AUGUSTA, Georgia, AP
The young boy in Fiji had two choices. Situated between his house and the golf course was the Nandi airport, so the safe route was to walk five kilometers (three miles) around to the other side. Or, he could take his chances. With a golf bag slung over his shoulders, he sprinted across the runway between takeoffs and landings.
“Every hour there would be a flight or two,” Vijay Singh said. “You learned the busy times of the flights.” It might be the only time Singh could be accused of taking a short cut. His victory last year at Augusta National was the culmination of perhaps the most incredible journey by any Masters champion.
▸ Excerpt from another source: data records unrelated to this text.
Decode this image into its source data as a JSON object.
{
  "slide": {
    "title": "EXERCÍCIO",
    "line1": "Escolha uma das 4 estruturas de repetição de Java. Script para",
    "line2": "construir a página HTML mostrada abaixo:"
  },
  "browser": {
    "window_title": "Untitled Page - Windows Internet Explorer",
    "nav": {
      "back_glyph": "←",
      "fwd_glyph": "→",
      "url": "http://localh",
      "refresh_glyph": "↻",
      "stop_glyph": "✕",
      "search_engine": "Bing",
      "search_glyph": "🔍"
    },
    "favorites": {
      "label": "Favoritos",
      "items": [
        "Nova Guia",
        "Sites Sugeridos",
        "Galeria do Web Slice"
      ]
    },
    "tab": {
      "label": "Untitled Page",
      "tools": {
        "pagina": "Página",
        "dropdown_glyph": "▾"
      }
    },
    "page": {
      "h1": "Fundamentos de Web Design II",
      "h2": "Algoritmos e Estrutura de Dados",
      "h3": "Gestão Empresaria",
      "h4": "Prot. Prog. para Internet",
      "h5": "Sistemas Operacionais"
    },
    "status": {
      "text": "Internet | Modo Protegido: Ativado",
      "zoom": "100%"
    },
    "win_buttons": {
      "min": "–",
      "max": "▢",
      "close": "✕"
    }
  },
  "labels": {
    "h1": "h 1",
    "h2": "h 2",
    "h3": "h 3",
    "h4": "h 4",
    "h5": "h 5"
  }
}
He dropped out of high school in Fiji to pursue a career in golf, a sport hardly anyone played on the South Pacific island. Banned from two tours, he found exile in the rainforest of Borneo, where he made minimum wage plus US$10 for every lesson, and spent his free time pounding balls with no guarantees where it would lead. He was a bouncer in Scotland, one of several odd jobs that paid the bills to keep his unlikely journey on track. He won in Africa, established himself in Europe and proved himself in America, winning the PGA Championship in 1998 and then adding the Masters with a pressure-packed weekend in which he ignored an early charge by Tiger Woods, withstood a challenge from David Duval and held off Ernie Els at the end. “It’s not a matter of liking it,” Singh said of the road he took to become a Masters champion. “To get to where you want to be, you have to do that. You learn a lot about life that way.” Singh returns to Augusta National trying to become the first player since Nick Faldo in 1990 to successfully defend his title, and only the second back-to back winner since the Masters began in 1934. “I want to put the jacket on myself,” he said. Singh is No. 5 in the world rankings, and has finished fourth or better in his past six tournaments, two of them victories in Malaysia. He remains as tireless on the practice range as he was in Borneo, as dedicated as the time he first ran across the airport runway so he wouldn’t waste time getting to the golf course. Singh is reminded that he is the Masters champion when he is announced on the first tee, and when he opens his closet and see his green jacket on a hanger. “It kind of sticks out, the color,” he said with a laugh.
He could have given up golf when he was kicked off the Asian Tour in 1985 for allegations of doctoring a scorecard. In a recent interview with Golf Digest, Singh said the son of a prominent Indonesian was keeping his card and “for me to say the kid made a mistake, that he was wrong, well, you just didn’t do that.” “I still haven’t seen that scorecard,” he said. “If I changed a number, show me.” Instead, he took a job in Borneo where he and his wife, Ardena, lived in a one-room flat with an air conditioner that rarely worked when they really needed it, like every day. It was not beneath him to take any job that would pay the bills, even as a bouncer in Edinburgh. He worked from 10 p.m. to 4 a.m., slept until 10 a.m. and then hit balls until it was time to go back to work. “I didn’t enjoy that because it was dangerous,” he said, although he never got into any serious scuffles. “I could take care of myself.” Every stop along the way, from Africa to Sweden to London, was another leg of the incredible journey. It does not end at the gates to Augusta National. Singh already is looking ahead to Southern Hills and Royal Lytham & St. Annes, sensing at age 38 that it is not too late for him to add a U.S. Open and British Open to complete the Grand Slam. “It’s not the easiest thing to achieve,” Singh said, words from a man who has had very few things in life that way.